Between ships, Gerety – who turns 94 in mid July – stared out at the harbor sights, and laughed about his aide, who was born and raised in Bayonne.
“All he talks about is Bayonne,” the archbishop laughed. “That’s all I ever get out of him, talk about his hometown.”
Seymour was a resident of Bayonne until he was ordained as a priest in 1963. He lived across the street from St. Mary’s, Star of the Sea, the oldest church in Bayonne, and for a time he even delivered newspapers in his hometown.
“I still have family in Bayonne and return there once a week to see them,” he said.
Seymour, who serves as Gerety’s secretary, also serves at St. Cecilia Church in Kearny.
Although this was Seymour’s first view of Bayonne from the Newark Bay, he said he has seen Bayonne’s eastern shores as ferries frequently tread those waters.
Bayonne Bridge faces an uncertain future
As the tug nears Bayonne Bridge, two dock men talk about the port and the problems the bridge poses for the future of the harbor.
Rev. Mark P Gardner is a relative newcomer to Port Newark, spending the better part of the year making his living driving a forklift and other activities from one end of the port to the other.
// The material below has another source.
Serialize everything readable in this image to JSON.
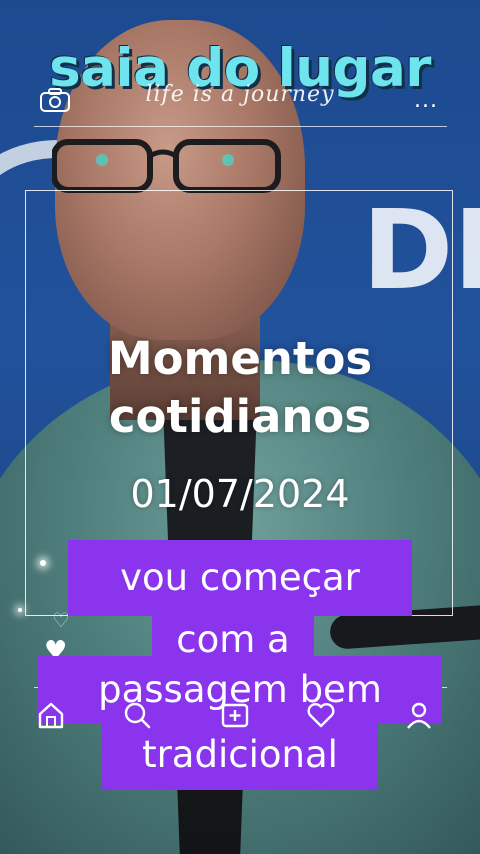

A longshoreman from ILA 1233, he grins a little at the mention of Tom Cruise – who recently played the part of a Port Newark longshoreman in Steven Spielberg’s “War of the Worlds.”
Cruise’s scenes depicting his work at the port, however, were filmed at Red Hook Brooklyn yards, where fellow longshoremen operated the cranes that lifted containers from the ships, said Buddy Smith, a longshoreman who has spent the last 29 years working throughout the Newark Bay complex.
Both men talk about the changes they are seeing, the expansion of the port and its facilities.
“We are the largest – maybe the only – growing industry in the Northeast,” Smith said, looking out at new cranes that have been installed near the Newark-Elizabeth border on Newark Bay designed to handle freight from the new fleets of cargo ships that dwarf in size many of the existing ships.
Unfortunately, Smith noted, these new ships cannot sail under the Bayonne Bridge, and though the Army Corps of Engineering is dredging the Kill van Kull, the bridge still poses an obstacle – a matter that may see the reconstruction of the bridge in the near future. Many of the 5,000 ships that pass under the bridge every year find the bridge too low, delaying entry for the lowest tide so as to increase the clearance.
Bayonne Bridge has a clearance at most of 151 feet high. Most new super-sized ships when compacted are 145 feet high, too close to calculate for safe passage. Port officials believe the bridge will either need to be elevated or replaced with a high bridge so that the estimated increase to 10,000 ships per year can be accomplished.
In reflecting on their trade both men talk about life on the harbor, about the strange mix of goods they take in, from zoo animals to pharmaceuticals, although they also note that far less cargo leaves these ports than comes in.
“Most of the ships come in 100 percent full, and leave less than half full,” Smith said, giving a shoreside view of the trade deficit national leaders frequently talk about.
While this port unloads massive numbers of cars and other manufactured goods, the port’s biggest exports are generally scrap metal and rags.
Al Sullivan can be reached at email@example.com.